(ENTRIES SHOWN begins)
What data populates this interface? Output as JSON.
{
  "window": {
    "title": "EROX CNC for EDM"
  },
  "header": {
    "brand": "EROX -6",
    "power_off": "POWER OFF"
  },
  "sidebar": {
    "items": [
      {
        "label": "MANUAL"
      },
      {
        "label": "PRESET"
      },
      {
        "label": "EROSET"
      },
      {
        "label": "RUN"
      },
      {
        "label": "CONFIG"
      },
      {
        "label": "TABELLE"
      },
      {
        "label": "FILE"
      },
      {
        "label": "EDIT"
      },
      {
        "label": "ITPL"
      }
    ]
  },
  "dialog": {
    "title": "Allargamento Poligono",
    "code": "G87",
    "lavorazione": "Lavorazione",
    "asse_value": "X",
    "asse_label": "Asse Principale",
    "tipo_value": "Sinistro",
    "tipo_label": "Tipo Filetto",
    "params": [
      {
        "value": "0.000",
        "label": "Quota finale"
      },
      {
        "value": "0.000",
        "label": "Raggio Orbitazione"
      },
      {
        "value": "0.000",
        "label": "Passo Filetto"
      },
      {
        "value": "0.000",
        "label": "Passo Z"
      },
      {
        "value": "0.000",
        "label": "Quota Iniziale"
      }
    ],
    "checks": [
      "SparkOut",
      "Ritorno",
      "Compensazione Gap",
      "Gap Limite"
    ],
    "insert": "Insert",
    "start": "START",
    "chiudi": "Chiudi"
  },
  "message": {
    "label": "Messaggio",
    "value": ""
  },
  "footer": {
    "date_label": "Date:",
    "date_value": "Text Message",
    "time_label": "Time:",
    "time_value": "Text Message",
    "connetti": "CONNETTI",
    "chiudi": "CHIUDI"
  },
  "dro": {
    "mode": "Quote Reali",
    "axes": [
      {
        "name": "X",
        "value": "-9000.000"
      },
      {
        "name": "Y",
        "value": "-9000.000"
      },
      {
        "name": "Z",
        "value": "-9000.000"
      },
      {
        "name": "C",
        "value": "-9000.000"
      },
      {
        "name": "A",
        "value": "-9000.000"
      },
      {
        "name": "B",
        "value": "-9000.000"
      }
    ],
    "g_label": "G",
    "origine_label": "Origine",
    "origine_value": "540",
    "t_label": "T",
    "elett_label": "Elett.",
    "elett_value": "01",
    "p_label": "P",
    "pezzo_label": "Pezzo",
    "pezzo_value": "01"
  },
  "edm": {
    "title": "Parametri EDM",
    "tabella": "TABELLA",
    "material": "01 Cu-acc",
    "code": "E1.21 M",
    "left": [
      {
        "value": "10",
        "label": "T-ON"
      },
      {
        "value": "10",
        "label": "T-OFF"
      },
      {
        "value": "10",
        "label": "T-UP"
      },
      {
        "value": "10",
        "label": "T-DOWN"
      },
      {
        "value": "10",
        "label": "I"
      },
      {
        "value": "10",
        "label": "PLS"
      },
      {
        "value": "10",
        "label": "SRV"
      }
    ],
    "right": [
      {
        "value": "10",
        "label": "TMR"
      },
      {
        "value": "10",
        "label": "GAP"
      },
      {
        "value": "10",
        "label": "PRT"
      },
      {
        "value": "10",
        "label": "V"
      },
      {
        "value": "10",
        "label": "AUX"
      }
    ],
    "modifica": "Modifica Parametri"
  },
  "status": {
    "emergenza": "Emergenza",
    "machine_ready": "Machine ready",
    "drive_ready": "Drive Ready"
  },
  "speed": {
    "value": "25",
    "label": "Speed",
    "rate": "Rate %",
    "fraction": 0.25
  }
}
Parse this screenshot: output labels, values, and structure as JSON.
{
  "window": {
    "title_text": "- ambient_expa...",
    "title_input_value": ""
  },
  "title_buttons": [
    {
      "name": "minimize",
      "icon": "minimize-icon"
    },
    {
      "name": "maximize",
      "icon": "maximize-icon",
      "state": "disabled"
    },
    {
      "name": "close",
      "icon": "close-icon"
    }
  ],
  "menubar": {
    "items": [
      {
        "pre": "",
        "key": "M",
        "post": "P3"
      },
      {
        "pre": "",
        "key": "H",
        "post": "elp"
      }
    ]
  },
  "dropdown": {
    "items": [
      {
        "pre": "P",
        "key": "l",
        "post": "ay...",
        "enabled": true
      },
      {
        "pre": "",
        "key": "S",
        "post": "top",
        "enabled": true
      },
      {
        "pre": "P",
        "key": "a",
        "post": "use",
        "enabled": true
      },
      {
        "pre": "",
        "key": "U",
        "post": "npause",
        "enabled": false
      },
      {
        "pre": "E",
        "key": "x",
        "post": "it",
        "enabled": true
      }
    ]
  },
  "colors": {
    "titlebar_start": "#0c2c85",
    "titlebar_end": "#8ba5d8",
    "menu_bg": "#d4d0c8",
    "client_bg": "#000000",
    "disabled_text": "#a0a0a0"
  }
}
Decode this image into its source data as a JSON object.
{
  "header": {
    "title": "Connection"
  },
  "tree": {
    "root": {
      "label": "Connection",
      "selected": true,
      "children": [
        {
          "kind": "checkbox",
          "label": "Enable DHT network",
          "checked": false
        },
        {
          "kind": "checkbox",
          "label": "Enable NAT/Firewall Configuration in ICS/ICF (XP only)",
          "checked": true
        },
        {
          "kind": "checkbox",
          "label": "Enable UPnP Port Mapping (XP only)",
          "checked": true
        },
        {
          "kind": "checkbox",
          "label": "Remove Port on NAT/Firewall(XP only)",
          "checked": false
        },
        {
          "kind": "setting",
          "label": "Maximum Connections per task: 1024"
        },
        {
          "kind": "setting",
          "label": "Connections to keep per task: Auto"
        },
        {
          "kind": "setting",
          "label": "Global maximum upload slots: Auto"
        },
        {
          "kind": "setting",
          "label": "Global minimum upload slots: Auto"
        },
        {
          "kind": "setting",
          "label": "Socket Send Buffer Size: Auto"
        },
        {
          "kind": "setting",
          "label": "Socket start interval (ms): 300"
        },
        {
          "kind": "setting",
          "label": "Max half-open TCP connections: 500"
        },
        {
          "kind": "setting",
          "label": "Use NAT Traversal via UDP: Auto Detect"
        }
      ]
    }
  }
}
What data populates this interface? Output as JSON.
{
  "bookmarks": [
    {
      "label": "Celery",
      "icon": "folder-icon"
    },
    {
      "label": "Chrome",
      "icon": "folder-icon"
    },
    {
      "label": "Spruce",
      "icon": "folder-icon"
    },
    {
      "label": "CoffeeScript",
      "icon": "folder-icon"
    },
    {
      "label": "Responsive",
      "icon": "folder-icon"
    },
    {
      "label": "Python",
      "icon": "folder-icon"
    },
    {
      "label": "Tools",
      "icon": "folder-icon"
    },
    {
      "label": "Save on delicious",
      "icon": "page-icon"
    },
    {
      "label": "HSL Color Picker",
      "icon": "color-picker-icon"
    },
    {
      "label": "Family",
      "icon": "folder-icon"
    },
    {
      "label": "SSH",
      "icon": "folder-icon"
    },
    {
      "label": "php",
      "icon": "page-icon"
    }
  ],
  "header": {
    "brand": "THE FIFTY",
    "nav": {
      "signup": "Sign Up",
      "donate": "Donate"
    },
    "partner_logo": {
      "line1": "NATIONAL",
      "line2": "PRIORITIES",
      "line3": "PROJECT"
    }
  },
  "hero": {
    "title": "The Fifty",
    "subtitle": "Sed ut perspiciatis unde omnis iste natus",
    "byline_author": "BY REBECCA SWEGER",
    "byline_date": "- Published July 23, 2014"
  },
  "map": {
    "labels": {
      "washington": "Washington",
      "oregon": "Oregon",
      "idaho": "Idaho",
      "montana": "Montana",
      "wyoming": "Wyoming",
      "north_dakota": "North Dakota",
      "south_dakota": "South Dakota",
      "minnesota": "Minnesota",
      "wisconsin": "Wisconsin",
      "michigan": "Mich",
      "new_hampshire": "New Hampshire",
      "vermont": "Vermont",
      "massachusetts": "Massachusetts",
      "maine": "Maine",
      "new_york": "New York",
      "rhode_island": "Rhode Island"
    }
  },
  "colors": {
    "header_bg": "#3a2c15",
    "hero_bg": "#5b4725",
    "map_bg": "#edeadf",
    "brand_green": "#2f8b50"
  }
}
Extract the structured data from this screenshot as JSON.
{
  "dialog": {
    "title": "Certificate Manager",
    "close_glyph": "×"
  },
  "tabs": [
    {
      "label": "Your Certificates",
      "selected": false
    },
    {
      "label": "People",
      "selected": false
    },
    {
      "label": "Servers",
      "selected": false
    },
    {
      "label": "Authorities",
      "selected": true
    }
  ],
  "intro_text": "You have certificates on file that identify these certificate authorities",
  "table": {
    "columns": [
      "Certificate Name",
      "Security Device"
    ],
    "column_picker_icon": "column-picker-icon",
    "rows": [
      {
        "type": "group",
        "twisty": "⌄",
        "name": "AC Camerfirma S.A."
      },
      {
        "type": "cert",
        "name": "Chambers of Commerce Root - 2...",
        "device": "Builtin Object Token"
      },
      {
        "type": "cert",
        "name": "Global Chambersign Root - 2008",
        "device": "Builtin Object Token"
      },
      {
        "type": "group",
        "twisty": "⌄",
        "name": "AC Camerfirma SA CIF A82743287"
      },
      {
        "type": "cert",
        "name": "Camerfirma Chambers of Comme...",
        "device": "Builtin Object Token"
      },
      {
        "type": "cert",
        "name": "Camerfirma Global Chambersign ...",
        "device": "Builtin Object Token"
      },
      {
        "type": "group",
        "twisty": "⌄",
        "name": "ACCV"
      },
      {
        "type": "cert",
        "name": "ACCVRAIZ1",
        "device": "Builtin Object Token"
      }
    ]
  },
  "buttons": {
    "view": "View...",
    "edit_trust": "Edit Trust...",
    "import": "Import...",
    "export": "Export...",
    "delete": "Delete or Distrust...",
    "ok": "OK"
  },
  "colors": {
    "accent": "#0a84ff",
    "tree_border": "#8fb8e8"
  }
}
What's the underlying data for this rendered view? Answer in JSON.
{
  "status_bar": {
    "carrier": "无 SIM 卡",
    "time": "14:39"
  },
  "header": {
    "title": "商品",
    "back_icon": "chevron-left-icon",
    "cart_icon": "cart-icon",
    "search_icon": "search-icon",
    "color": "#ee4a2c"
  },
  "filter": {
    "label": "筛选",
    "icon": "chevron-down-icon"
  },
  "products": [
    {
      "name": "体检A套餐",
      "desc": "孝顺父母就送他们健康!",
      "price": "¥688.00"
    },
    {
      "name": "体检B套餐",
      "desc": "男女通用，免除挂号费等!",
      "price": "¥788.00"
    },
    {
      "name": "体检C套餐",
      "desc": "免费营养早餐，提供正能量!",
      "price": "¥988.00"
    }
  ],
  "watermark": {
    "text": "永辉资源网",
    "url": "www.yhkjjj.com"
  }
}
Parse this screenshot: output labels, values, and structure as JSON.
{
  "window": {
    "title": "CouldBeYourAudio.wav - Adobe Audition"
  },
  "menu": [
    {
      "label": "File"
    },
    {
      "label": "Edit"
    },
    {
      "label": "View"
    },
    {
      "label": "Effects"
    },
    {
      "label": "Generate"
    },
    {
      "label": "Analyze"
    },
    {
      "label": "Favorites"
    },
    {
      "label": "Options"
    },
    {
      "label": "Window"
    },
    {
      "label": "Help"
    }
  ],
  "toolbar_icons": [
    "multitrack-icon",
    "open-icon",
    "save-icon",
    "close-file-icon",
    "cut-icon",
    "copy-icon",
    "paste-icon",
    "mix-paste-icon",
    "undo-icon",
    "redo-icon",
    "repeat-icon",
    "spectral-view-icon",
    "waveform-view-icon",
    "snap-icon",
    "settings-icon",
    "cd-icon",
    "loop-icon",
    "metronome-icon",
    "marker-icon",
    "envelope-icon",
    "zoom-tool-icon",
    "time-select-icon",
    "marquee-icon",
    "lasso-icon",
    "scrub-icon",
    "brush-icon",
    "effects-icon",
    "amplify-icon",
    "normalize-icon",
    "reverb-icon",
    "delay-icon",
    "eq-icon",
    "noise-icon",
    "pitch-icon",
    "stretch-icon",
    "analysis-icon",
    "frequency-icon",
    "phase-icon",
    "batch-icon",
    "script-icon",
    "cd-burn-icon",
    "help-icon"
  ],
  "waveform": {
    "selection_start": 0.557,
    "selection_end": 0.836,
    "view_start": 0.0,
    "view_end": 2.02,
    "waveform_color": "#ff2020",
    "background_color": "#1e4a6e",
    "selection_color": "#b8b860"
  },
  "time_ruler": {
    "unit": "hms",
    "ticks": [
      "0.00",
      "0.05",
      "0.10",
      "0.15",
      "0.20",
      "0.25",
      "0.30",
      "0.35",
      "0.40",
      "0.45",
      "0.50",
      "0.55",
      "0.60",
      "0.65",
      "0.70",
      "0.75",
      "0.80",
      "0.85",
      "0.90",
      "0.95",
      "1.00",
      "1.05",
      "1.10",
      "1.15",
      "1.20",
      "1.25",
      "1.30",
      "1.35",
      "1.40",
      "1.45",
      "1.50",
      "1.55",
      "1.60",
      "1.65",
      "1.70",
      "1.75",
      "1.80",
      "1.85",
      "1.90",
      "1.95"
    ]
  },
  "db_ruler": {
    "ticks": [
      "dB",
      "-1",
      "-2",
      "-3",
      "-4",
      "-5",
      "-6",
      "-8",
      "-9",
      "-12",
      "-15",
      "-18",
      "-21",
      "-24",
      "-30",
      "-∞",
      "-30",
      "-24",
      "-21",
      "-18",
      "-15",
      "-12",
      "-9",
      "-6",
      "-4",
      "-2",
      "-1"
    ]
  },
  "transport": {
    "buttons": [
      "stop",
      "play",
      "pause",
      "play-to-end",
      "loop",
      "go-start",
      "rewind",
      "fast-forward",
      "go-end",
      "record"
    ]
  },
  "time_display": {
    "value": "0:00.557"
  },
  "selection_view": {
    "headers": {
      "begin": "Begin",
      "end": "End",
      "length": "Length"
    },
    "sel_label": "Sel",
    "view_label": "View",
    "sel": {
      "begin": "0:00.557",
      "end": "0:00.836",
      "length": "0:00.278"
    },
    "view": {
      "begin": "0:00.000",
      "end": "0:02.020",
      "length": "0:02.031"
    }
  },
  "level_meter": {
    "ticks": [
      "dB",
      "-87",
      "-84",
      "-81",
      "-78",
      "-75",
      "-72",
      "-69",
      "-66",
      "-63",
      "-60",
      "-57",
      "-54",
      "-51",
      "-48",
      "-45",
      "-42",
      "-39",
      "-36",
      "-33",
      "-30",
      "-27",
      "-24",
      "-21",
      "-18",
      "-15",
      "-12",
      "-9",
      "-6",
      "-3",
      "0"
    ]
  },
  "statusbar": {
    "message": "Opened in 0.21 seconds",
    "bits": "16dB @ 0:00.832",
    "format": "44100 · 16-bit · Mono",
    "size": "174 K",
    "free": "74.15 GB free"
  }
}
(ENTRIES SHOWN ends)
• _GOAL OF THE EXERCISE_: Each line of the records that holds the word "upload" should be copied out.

• _RESULT FOR THIS EXERCISE_:
          "label": "Global maximum upload slots: Auto"
          "label": "Global minimum upload slots: Auto"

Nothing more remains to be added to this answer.